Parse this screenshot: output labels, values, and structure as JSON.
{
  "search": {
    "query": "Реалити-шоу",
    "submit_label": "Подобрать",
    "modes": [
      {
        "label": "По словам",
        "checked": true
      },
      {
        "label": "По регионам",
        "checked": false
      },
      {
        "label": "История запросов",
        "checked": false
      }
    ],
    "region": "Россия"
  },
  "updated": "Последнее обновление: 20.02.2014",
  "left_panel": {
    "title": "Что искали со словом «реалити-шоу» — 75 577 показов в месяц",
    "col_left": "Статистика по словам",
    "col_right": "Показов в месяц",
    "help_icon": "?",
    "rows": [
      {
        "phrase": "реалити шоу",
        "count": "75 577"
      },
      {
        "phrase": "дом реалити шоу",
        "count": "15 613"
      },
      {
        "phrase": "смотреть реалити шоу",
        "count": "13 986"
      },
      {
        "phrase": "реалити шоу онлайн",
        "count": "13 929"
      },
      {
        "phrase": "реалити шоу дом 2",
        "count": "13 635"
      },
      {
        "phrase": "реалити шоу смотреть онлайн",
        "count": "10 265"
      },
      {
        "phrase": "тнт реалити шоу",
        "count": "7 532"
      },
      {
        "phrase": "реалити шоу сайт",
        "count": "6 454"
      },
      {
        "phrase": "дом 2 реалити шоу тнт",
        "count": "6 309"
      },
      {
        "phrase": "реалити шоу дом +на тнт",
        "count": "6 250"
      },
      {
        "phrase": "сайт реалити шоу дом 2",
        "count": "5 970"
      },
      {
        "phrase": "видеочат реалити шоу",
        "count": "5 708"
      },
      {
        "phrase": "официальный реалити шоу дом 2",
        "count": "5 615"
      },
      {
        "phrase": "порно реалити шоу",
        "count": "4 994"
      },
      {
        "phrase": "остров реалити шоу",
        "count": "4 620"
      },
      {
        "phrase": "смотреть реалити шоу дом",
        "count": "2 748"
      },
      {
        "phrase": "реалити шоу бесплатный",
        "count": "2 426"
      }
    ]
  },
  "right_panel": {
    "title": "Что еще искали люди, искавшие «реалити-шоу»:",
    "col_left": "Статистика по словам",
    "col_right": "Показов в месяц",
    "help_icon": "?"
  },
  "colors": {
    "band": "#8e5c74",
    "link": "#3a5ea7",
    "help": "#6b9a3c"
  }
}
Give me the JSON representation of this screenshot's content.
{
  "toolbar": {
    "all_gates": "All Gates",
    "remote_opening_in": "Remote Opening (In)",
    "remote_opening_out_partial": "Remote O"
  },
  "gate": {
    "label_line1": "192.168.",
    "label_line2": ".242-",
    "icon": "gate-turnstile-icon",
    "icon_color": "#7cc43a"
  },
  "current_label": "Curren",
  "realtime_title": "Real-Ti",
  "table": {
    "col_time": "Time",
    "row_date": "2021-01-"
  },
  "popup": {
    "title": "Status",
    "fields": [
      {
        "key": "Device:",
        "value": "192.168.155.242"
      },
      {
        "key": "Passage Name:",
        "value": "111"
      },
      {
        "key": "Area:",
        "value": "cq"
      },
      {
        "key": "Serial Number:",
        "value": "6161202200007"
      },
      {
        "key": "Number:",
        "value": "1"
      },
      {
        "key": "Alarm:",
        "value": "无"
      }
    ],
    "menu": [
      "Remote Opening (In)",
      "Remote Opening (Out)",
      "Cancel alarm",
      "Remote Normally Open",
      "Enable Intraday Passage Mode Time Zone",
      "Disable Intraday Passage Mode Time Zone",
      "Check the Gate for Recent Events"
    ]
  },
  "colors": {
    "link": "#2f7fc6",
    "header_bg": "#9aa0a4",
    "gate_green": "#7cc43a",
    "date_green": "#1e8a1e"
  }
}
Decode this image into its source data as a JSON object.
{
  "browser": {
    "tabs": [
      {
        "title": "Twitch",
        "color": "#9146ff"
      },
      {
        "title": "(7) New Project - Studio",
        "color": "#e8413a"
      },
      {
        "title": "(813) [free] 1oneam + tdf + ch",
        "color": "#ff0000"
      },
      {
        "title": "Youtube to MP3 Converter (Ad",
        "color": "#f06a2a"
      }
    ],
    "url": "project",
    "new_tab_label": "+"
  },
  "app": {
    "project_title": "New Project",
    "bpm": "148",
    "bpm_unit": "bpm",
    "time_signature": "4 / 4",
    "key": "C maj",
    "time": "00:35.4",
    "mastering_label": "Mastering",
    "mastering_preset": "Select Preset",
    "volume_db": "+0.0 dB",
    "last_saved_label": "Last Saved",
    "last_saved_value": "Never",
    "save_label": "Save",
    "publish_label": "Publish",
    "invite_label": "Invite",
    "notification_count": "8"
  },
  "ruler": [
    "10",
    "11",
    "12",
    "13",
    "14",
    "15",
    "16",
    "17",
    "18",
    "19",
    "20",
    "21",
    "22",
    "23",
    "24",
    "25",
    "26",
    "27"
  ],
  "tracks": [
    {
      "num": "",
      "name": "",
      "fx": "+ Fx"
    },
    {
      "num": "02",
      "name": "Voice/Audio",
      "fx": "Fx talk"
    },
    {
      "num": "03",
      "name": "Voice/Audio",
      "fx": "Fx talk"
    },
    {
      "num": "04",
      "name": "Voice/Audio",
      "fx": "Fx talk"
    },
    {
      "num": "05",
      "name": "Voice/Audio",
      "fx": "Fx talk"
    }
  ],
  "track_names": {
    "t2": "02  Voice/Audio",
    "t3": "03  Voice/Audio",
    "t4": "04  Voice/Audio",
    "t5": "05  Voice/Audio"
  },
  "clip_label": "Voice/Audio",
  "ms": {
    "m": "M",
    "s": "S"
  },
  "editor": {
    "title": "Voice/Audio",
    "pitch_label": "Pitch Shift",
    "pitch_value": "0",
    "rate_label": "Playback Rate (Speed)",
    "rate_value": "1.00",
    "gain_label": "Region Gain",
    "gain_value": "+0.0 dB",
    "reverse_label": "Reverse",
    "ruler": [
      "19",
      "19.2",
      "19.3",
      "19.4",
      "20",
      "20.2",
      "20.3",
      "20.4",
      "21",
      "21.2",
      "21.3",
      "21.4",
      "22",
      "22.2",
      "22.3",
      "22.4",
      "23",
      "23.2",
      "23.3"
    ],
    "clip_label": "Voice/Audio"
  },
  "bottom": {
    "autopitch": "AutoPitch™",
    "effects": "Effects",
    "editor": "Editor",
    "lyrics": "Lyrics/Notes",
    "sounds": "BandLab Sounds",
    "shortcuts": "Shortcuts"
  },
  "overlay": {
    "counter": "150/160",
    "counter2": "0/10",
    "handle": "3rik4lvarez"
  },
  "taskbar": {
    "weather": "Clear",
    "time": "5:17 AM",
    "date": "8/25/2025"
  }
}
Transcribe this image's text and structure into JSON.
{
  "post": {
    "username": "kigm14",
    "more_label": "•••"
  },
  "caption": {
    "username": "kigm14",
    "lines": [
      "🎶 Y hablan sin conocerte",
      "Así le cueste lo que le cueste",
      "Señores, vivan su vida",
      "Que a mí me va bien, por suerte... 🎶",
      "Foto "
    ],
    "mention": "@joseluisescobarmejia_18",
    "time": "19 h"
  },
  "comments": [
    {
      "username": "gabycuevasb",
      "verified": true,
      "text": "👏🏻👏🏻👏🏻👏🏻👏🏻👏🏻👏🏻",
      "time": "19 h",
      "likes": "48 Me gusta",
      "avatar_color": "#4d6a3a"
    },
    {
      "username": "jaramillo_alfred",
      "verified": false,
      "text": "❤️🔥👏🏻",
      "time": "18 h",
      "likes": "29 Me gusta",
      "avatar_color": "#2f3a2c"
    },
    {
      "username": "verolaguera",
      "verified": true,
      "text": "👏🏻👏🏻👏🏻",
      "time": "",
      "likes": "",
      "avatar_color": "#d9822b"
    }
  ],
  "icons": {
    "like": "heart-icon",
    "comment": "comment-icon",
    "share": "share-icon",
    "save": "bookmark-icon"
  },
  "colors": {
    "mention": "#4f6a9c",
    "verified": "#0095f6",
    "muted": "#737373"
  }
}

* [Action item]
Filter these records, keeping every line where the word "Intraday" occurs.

* [Answer box]
      "Enable Intraday Passage Mode Time Zone",
      "Disable Intraday Passage Mode Time Zone",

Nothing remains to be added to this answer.